Beshalach 5783 – Va’ani Ashir Uzecha
How do we know what events will be remembered? What will go down in history as something extraordinary? Something life-changing? Living in the present, we can never know if an event will stand the test of time. Unless, of course, that event is the splitting of the Red Sea. An event so monumental that even as it was happening, it was as if it was already recorded in the annals of history.
Rav Akiva Eiger (Early 19th Century Rabbinic leader in Hungary) noticed that when Moses sings the Song of the Sea after the people of Israel cross to freedom, the verse is written in future tense, “Az Yashir,” “And he will sing,” as opposed to “Az Shar,” “And he sang.” Rav Akiva notes that the only way a historic event is truly remembered and known in the future is if the story is sung out. There is a story of the splitting of the sea and the People of Israel crossing in the book of Joshua as well, but is has been almost forgotten in comparison to this crossing out of Egypt. Why? Because this sea-crossing is retold in song! “And the women dancing with their timbrels followed Miriam as she sang her song…” “Mi Chamocha Ba’Eilim Adonai?!” “Who is like you, O God?!” These are words we sing every day in our prayers and remember this moment. To sing is to publicize, to share.
Perhaps the most familiar line from the Song of the Sea is “Ozi v’zimrat Yah vayehi li li’yeshua,” “God is my strength and my song, and God will be my salvation.” There is a midrash (story/explanation – exegesis) from Shir Hashirim Rabbah (Exegesis from the Song of Songs) that expands these words in such a powerful way. Shir Hashirim Rabbah is filled with parables of royalty and their relations with various people in the kingdom. In this particular midrash, a royal ruler has in their possession many precious jewels and stones; rubies and emeralds, diamonds and gold. The ruler’s child approaches them and says, “My parent, let me have those.” And the ruler says, “They’re yours, they’ve always been yours, and to you I give them.”

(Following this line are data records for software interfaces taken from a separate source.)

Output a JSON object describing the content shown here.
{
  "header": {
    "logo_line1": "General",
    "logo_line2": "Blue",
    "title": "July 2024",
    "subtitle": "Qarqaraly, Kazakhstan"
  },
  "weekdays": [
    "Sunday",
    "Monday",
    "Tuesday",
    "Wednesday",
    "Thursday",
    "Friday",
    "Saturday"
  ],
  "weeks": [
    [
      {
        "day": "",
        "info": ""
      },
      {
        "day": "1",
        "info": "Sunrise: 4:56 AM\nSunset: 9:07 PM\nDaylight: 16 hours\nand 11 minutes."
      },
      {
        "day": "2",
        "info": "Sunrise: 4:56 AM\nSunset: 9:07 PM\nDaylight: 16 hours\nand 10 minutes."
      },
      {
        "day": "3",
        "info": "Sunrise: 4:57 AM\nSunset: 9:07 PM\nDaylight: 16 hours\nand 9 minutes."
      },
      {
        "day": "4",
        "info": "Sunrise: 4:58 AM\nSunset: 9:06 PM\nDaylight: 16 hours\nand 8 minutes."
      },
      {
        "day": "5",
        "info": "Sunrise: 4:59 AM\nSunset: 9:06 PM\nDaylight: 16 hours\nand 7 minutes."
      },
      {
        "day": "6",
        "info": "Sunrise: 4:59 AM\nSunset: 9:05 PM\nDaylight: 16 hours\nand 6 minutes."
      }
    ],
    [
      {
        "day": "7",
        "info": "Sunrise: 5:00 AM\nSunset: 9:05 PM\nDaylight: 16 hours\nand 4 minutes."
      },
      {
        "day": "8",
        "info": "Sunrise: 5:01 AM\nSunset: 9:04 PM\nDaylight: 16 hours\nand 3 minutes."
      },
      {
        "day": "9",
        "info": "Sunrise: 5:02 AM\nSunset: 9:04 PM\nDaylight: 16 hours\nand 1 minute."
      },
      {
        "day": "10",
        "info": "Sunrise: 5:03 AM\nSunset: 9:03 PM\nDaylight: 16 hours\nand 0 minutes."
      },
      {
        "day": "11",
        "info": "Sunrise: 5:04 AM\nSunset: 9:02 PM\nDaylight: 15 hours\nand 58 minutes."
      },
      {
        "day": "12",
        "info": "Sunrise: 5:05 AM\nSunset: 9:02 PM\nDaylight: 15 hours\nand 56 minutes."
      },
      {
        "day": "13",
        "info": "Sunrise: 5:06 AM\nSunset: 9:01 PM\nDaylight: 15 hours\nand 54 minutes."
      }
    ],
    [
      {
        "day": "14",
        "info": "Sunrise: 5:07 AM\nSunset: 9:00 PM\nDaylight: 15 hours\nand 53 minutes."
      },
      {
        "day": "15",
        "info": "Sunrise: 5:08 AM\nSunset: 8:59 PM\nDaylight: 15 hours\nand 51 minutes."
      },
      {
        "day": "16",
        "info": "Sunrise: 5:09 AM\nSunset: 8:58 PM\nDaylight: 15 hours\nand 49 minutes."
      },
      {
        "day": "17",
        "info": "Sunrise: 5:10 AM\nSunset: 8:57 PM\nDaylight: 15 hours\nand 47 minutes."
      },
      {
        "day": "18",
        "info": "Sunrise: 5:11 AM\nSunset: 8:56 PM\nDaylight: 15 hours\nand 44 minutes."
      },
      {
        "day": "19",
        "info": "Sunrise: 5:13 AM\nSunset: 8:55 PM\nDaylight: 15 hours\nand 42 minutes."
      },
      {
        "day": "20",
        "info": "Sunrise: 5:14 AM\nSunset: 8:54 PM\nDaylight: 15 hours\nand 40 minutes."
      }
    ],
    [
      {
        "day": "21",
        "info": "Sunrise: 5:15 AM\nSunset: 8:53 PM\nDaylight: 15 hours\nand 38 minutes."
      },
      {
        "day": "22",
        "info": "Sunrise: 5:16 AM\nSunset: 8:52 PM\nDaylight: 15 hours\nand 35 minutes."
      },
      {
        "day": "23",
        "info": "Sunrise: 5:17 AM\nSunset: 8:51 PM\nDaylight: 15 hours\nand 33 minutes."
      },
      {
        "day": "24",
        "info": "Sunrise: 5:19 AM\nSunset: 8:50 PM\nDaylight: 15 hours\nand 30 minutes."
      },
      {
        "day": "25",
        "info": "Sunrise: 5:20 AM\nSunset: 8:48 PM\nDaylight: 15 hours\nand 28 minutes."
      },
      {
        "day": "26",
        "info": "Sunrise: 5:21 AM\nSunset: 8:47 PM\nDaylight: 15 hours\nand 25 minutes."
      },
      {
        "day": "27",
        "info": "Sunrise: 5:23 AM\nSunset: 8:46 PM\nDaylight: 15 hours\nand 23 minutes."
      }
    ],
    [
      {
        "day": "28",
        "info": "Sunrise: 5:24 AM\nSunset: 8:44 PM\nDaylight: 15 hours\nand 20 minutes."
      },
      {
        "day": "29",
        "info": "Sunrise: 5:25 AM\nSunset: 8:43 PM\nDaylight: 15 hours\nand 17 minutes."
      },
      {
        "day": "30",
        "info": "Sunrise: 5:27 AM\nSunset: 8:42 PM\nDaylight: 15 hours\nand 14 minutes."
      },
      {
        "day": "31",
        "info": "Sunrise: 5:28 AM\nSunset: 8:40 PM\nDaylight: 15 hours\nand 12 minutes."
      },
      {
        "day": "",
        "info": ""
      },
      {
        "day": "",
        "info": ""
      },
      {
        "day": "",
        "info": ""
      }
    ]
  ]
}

The rabbis liken this parable to the people of Israel as they stand at the shore of the Red Sea before it has been split. The Egyptians are at their backs and they are frightened. They call out to God and say, “God! Give us strength! Ozi V’zimrat Yah! Be our strength!” And God replies, “mah titz’ak eilai?” Why are you crying out to me? “The strength is yours, it’s always been yours, and to you I give it.” And the rabbis do something very interesting with the word “oz” here in the midrash. They say, “v’ein oz ela Torah”, “There is no strength except for Torah.”
So what does it mean for the Torah to be our strength? And what does it mean to sing out our strength? To publicize it to the world? In Psalm 59 we sing, “Va’ani ashir uzecha”, “And I will sing your strength.” How can we keep the stories, events, and lessons of the Torah present in the world? We learn from Rabbi Eiger that the answer is to sing them. To sing for the future.
Singing and remembering our history is so important for us as a community, but all the more so it is powerful as an individual imperative. In the beginning of this psalm you’ll notice that we sing “Va’ani ashir uzecha”, “And I will sing your strength.” But by the end of the song we are singing “uzi eilecha azamerah”, “my strength I will sing out.” Through collective song we are able to find the power of our own individual voices.
This Shabbat, as we rise to hear the Song of the Sea, I hope we take a moment to think about what stories we should be singing out in our own day. What is it that we need to be remembering? What is it that we need to teach and share with generations to come? And how can this collective action also strengthen each individual voice and allow it to be highlighted and lifted up as well?